I know if I or a member of my family were in that situation I would want treatment in the US versus even the best possible facilities in Africa(as good as some are). But is that really the best thing to do for the rest of the country? For the expense of individually flying them here and admitting them into what I imagine are very expensive facilities, can't we provide all the care and comfort they need where they are?
"Experts" say the risks to the US health workers who will treat them and to the general public are "very, very low." They also say that if something went wrong there or if an airline passenger arrived in the US and became symptomatic(and thus infectious), our health system would be able to isolate the infected individuals quickly and stamp out an outbreak before it could get started.

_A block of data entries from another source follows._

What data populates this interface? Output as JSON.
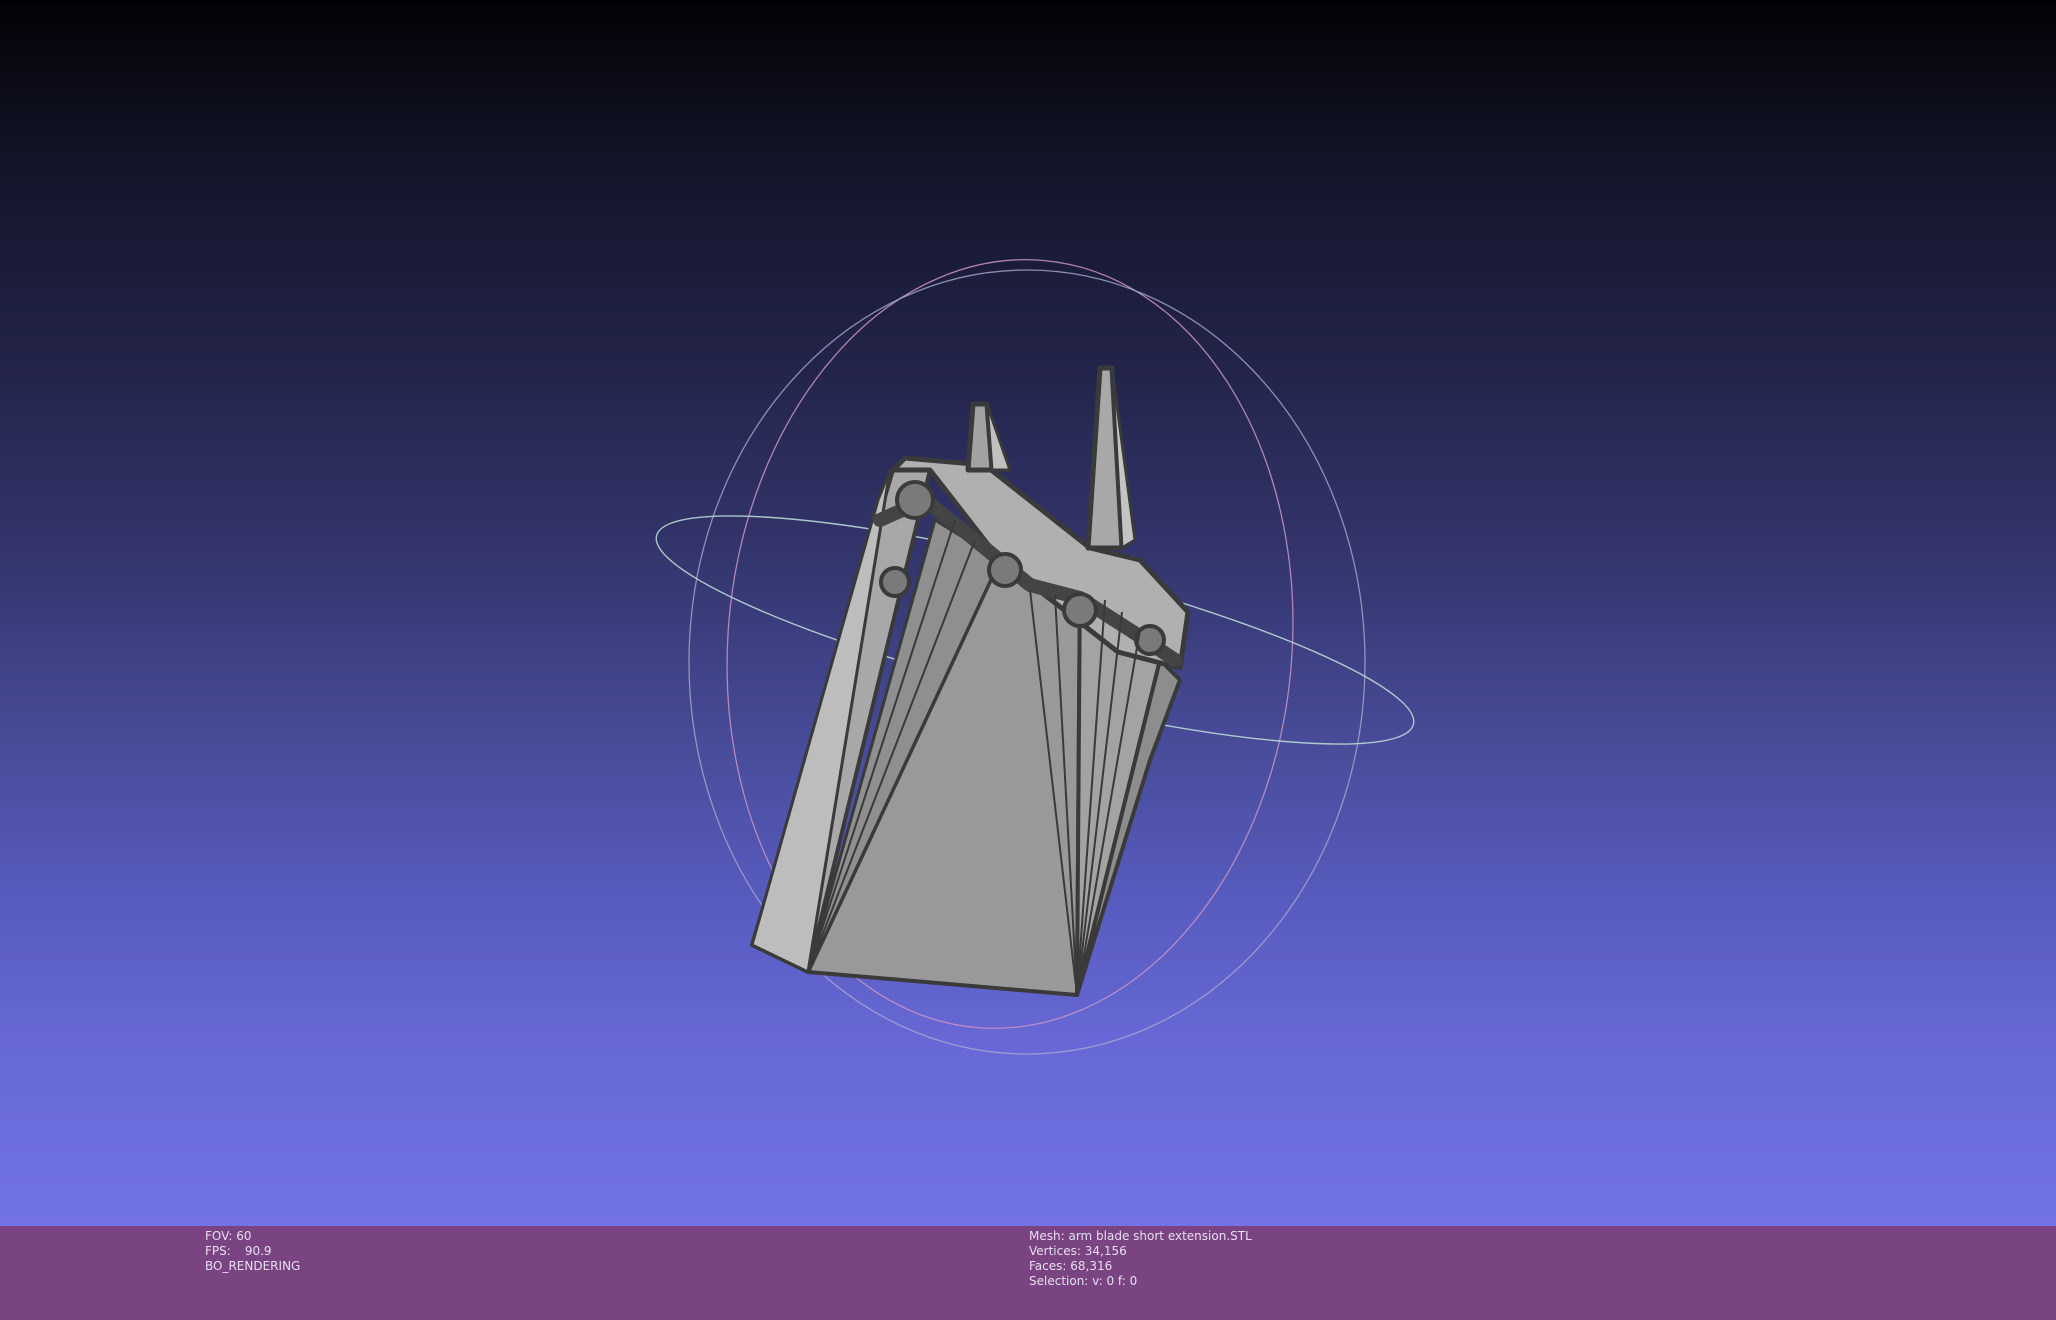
{
  "viewer": {
    "background_top": "#020206",
    "background_bottom": "#7273e6",
    "status_bar_color": "#7a4482",
    "mesh_color": "#9a9a9a",
    "edge_color": "#3c3c3c"
  },
  "render_info": {
    "fov_label": "FOV:",
    "fov_value": "60",
    "fps_label": "FPS:",
    "fps_value": "90.9",
    "mode": "BO_RENDERING"
  },
  "mesh_info": {
    "mesh_label": "Mesh:",
    "mesh_name": "arm blade short extension.STL",
    "vertices_label": "Vertices:",
    "vertices": "34,156",
    "faces_label": "Faces:",
    "faces": "68,316",
    "selection_label": "Selection:",
    "selection": "v: 0 f: 0"
  },
  "trackball": {
    "rings": [
      "red-ring",
      "green-ring",
      "blue-ring"
    ]
  }
}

Those statements strike me as true, or highly probable to end up true. But there's still an element of needlessly playing with fire here that bothers me. With a mortality rate at 60%, a relatively small outbreak could still mean dozens of deaths. The numbers may seem insignificant to the policymakers, but to the people who get caught up in it by chance they would be very significant indeed.
I also point out that while it's reasonable to put some faith in strict protocols and procedures, both Americans were following strict protocols and procedures themselves. It's not known at this point how they became infected and it could have happened outside of their work in isolation wards, nonetheless it is something that should invoke additional caution and humility.
At this point all we can do is trust that the CDC and other experts are much more competent than most in the public arena these days. And that they don't screw up somehow and inadvertently release the virus into the ecology, as unlikely as that may be. We are being reassured that the virus is fragile and there is basically no chance of being infected unless one comes into direct contact with an infected person's body secretions, but note this from the Public Health Agency of Canada:
SURVIVAL OUTSIDE HOST: The virus can survive in liquid or dried material for a number of days (23). Infectivity is found to be stable at room temperature or at 4°C for several days, and indefinitely stable at -70°C (6, 20). Infectivity can be preserved by lyophilisation.
I'm trying to square the soothing tone of the CDC with the paragraph above and it's more difficult than I want it to be, to put it mildly.
“I’m going to go to the House floor and actually debate why we shouldn’t be voting for the first time in American history to sue the President of the United States for doing his job, and doing his job actually less often and at a rate that is lower than any other president since Grover Cleveland."
She probably was talking about executive orders, but her literal words about President "Tee-time, Fundraiser, McPetulant Pants" are ten times more accurate.